Your goal:
Where does "replies" occur in the listing? Copy every line that holds it.

Information supplied:
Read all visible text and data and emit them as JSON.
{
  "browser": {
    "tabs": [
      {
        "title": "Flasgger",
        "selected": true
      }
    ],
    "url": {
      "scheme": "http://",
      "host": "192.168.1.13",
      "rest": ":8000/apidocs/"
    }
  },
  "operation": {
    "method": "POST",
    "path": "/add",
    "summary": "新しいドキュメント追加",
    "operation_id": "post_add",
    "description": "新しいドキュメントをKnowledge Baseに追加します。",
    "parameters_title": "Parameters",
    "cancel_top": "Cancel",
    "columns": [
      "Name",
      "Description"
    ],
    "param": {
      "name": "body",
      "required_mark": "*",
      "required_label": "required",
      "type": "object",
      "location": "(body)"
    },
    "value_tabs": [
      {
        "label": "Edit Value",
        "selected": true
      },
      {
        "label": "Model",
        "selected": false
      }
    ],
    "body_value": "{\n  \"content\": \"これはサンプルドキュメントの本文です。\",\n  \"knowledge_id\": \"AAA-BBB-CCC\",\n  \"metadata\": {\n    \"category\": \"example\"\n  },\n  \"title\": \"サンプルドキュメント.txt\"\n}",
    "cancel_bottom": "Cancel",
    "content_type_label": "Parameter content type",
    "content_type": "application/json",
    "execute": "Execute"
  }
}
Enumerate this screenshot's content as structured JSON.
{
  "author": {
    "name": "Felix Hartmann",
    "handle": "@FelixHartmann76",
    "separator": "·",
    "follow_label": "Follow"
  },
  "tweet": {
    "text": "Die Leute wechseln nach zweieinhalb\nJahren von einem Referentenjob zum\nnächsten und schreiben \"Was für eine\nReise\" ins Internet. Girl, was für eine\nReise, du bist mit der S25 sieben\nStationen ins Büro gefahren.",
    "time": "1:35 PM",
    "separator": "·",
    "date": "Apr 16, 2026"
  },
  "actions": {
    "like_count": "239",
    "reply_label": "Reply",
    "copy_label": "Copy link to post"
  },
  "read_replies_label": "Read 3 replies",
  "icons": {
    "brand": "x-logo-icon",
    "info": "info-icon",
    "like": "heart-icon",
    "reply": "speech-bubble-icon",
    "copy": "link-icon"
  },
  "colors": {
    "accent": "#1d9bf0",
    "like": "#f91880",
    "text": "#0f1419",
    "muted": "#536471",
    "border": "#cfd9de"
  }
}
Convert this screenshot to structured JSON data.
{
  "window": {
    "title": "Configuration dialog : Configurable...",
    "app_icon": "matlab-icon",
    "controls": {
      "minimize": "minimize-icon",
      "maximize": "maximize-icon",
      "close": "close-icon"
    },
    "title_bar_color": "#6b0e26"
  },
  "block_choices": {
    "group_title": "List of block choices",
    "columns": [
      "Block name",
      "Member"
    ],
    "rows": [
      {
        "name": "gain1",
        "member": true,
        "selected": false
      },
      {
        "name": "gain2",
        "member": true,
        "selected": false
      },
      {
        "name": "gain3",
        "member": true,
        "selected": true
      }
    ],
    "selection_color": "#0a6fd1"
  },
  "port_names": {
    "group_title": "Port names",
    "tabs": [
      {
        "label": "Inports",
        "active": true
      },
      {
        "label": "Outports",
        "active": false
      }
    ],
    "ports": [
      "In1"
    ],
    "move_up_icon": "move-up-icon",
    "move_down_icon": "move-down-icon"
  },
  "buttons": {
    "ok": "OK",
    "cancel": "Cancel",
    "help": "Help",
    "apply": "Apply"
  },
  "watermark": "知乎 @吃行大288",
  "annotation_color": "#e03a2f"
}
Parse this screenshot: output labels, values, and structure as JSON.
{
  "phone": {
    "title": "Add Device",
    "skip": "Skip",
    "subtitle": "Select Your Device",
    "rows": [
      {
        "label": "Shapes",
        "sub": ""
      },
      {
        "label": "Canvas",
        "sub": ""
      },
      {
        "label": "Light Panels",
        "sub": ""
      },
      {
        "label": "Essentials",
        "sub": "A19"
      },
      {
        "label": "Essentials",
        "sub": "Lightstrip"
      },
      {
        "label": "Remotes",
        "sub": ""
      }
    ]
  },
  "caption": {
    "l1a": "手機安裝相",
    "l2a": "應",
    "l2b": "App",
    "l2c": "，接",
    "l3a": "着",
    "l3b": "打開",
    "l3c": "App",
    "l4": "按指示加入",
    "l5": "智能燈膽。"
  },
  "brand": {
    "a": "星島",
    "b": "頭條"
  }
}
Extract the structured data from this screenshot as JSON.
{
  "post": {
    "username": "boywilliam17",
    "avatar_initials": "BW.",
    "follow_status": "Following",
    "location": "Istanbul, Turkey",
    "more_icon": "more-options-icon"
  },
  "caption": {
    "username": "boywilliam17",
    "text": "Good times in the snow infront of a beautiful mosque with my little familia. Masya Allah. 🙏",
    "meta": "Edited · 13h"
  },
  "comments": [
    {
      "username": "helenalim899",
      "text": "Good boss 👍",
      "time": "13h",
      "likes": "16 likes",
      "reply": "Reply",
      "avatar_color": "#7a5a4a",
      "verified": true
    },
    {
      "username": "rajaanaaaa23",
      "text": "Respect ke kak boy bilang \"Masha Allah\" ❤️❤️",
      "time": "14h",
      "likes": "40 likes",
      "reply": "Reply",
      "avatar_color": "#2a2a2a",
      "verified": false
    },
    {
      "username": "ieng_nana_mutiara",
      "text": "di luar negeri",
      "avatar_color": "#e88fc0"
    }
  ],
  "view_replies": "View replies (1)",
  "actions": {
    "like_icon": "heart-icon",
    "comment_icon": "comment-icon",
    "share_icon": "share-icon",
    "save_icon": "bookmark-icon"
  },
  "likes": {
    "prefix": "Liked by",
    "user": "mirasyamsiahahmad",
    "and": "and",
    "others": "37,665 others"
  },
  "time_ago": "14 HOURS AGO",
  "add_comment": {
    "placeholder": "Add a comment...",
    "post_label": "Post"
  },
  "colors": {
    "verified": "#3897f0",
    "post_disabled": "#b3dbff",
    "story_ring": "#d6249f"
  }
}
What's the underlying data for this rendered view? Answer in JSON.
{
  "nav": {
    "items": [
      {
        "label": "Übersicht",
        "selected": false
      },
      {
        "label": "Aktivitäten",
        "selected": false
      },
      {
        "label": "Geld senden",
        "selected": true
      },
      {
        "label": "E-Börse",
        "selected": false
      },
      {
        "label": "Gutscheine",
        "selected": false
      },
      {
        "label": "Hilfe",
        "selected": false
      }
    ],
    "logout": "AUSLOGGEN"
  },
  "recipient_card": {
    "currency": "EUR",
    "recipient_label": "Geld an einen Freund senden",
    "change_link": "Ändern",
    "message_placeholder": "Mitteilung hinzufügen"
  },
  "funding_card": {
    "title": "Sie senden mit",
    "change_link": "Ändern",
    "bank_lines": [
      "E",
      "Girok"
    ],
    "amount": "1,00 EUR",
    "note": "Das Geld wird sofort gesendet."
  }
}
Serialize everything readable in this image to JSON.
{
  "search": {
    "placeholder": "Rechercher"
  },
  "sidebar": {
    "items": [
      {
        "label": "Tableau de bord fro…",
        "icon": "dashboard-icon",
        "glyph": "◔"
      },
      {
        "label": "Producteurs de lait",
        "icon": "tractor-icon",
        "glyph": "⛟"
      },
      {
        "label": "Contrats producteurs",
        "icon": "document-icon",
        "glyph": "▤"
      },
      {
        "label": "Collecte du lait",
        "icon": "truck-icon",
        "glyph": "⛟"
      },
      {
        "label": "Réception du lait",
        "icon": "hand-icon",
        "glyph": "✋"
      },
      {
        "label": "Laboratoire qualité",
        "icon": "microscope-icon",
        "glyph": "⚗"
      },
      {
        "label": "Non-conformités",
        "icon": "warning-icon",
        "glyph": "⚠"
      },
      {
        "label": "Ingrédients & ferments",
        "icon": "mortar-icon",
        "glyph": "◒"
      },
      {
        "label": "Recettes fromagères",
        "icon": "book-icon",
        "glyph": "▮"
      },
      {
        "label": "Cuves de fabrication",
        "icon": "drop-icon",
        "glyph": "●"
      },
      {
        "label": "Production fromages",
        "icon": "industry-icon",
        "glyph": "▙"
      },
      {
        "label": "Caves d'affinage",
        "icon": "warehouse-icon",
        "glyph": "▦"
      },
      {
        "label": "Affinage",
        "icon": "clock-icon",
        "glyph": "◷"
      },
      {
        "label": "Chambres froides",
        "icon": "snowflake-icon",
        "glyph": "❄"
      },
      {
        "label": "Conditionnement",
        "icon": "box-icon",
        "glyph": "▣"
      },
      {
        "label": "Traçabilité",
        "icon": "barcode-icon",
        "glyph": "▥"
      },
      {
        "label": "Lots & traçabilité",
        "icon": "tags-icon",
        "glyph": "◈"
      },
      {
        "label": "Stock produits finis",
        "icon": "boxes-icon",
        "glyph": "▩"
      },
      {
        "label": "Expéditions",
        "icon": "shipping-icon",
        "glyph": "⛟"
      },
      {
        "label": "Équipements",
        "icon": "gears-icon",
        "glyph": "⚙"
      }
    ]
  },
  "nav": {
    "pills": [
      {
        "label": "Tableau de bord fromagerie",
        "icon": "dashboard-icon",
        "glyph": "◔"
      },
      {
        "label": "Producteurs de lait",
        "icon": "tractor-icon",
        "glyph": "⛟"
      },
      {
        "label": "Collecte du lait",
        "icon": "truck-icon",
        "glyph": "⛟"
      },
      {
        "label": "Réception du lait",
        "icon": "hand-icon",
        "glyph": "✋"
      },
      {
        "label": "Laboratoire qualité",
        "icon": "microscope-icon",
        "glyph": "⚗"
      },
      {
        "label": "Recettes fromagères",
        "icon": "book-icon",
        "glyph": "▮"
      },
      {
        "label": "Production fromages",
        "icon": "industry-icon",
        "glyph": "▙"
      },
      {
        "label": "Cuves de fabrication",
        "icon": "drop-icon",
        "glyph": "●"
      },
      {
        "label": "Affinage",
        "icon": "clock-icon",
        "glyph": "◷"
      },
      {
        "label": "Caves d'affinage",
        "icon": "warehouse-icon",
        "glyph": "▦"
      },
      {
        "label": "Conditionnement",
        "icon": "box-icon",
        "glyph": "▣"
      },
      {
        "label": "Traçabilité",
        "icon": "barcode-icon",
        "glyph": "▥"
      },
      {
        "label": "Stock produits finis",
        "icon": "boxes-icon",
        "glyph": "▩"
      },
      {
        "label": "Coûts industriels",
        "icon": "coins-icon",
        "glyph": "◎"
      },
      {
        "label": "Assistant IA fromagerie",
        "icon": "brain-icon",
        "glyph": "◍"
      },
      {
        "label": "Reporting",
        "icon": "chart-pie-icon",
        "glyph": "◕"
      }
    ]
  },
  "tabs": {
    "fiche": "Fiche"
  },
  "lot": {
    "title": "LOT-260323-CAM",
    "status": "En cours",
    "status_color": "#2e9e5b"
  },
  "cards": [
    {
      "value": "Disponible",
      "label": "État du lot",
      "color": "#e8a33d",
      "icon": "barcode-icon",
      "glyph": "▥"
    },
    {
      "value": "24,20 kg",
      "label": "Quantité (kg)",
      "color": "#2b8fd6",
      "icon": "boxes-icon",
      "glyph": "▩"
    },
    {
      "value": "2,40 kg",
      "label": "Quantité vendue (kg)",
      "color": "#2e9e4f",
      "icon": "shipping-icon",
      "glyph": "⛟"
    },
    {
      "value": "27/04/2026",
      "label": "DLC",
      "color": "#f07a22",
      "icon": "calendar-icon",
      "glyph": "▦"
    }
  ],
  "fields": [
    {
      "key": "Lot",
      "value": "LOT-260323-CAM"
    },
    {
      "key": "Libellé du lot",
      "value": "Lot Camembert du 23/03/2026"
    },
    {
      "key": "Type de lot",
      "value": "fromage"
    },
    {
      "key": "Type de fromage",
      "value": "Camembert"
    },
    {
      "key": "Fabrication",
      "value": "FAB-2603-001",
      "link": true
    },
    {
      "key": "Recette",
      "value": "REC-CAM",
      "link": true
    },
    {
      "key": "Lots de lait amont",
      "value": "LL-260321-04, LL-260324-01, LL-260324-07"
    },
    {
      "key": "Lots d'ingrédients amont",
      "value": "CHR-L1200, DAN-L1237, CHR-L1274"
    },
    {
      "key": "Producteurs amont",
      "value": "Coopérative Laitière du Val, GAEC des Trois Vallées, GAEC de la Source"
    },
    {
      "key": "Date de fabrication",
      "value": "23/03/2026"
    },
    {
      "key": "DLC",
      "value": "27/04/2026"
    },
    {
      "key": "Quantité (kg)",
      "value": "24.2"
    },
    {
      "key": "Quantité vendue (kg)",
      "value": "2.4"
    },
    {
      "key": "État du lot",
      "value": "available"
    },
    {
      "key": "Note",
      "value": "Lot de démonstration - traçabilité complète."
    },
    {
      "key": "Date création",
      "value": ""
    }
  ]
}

Reply:
  "read_replies_label": "Read 3 replies",
  "view_replies": "View replies (1)",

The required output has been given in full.